I saw 30 movies in 14 days at last year’s Spanish Film Festival in Perth. If you saw my Fringe show in February, you might remember three rather silly life lessons’I learned from that experience. For some months, I’ve been posting others. Here’s the link to the first 18. Next week, I’ll show you the whole list.
Tonight, my friend Lezly took me to Cinema Paradiso for a special journo preview of Truman: a ‘special presentation’ in the 2016 Spanish Film Festival. I’d planned afterwards to post a few more life lessons, but it’s not that sort of picture. Rather, it’s about a middle-aged man visiting his best friend, who’s dying of cancer.

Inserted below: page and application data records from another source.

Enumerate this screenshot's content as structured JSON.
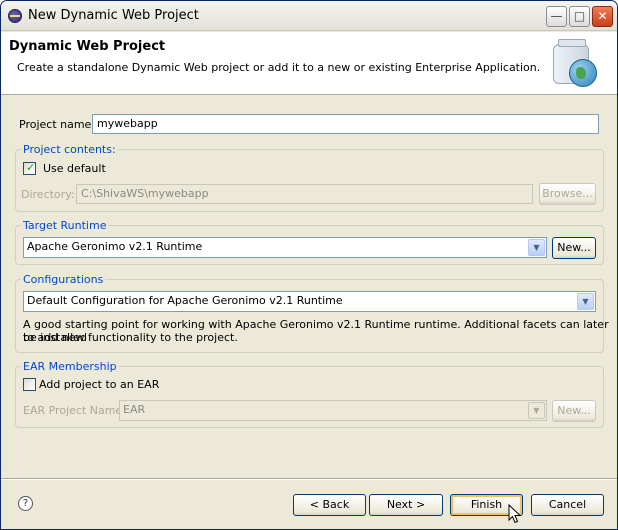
{
  "window": {
    "title": "New Dynamic Web Project",
    "minimize": "—",
    "maximize": "□",
    "close": "✕"
  },
  "header": {
    "title": "Dynamic Web Project",
    "description": "Create a standalone Dynamic Web project or add it to a new or existing Enterprise Application."
  },
  "project_name": {
    "label": "Project name:",
    "value": "mywebapp"
  },
  "project_contents": {
    "legend": "Project contents:",
    "use_default_label": "Use default",
    "use_default_checked": true,
    "checkmark": "✓",
    "directory_label": "Directory:",
    "directory_value": "C:\\ShivaWS\\mywebapp",
    "browse_label": "Browse..."
  },
  "target_runtime": {
    "legend": "Target Runtime",
    "selected": "Apache Geronimo v2.1 Runtime",
    "new_label": "New..."
  },
  "configurations": {
    "legend": "Configurations",
    "selected": "Default Configuration for Apache Geronimo v2.1 Runtime",
    "description_line1": "A good starting point for working with Apache Geronimo v2.1 Runtime runtime. Additional facets can later be installed",
    "description_line2": "to add new functionality to the project."
  },
  "ear_membership": {
    "legend": "EAR Membership",
    "add_label": "Add project to an EAR",
    "add_checked": false,
    "ear_name_label": "EAR Project Name:",
    "ear_name_value": "EAR",
    "new_label": "New..."
  },
  "footer": {
    "help": "?",
    "back_label": "< Back",
    "next_label": "Next >",
    "finish_label": "Finish",
    "cancel_label": "Cancel"
  },
  "icons": {
    "combo_arrow": "▼",
    "cursor": "arrow-pointer"
  }
}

Lezly and I both have our birthdays today. I’m now 47. To paraphrase something my old friend Judy used to say, Lezly is 47 and some months. The day I turned 43 and she turned, well, a little more, we went to the same cinema to see The Way – about an American walking the Camino de Santiago after his son has died.
In both movies, a man travels from North America to Spain because of death. Both are carried by strong lead performances. The Way stars Martin Sheen; Truman has Ricardo Darín (from The Secret in Their Eyes) and Javier Cámara (who can now be forgiven for being in I’m So Excited – I wasn’t).
Initially I thought liked The Way much more, because of the scenery; Truman is much talkier. But now that I’m home, I feel a sense of peaceful calm from what’s essentially a love story between two flawed friends.
Not too many movies do that to me.
I like little things about Truman. It features a same-sex couple fleetingly, but nothing is said about them being lesbians. They just are. That may seem like nothing, but in how many movies, even today, does that happen?
It helps that I saw it with Lezly. We met 19 years ago at gay and lesbian boot-scooting classes. I was pretty awful at it (though wait until my next Fringe show!), but we’ve shared a lot over the years.
It also helps that I’ve been reading so many lovely messages from so many friends. I even have some cards, you know, the sort they used to send in the olden days.
Truman has a cameo by an extremely dreamy Dutch actor, aged maybe 21 or 22. It kind of made me envious for my lost youth, but I never looked like that, or maybe I did a bit, but never appreciated it then. But the good thing about being 47 is I’m sharing moments with and getting messages from people, like Lezly, who I’ve known for a long time, but I’m still making new friends as well.
When I drove someone home from my 19th birthday party, I was scared that people wouldn’t like me if I told them I was gay. I don’t have to think like that anymore.
It’s some compensation for getting my first grey eyebrow.